Supplied information section start
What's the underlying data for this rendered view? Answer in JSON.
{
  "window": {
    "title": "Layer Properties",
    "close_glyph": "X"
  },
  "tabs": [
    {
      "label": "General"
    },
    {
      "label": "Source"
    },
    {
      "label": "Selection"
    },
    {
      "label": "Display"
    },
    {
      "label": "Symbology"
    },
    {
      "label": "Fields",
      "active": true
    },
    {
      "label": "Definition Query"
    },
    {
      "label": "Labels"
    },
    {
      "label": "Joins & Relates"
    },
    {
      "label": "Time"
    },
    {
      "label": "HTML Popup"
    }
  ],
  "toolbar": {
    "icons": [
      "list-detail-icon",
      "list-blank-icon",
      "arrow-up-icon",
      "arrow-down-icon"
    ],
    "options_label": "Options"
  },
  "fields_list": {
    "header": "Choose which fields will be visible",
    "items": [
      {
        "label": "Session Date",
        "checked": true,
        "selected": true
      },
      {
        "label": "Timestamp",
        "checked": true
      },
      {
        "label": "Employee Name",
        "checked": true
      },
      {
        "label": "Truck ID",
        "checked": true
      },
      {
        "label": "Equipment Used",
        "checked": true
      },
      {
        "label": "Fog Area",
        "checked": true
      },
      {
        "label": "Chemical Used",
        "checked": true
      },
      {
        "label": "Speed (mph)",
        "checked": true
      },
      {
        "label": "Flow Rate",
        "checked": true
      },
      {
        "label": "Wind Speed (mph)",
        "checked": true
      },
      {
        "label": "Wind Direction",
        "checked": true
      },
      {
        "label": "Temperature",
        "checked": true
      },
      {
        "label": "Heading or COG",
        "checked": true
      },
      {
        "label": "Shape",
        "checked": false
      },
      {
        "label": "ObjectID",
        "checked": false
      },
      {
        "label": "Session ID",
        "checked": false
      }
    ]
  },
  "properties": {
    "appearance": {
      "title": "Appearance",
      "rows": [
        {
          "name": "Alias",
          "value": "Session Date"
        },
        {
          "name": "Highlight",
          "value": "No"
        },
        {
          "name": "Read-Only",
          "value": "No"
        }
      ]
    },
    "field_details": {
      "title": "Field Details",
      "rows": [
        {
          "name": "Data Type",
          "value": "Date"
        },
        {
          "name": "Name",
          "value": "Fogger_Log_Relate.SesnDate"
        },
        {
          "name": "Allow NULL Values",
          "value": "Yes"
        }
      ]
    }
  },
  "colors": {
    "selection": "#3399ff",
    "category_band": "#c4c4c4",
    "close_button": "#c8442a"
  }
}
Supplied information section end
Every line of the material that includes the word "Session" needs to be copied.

        "label": "Session Date",
        "label": "Session ID",
          "value": "Session Date"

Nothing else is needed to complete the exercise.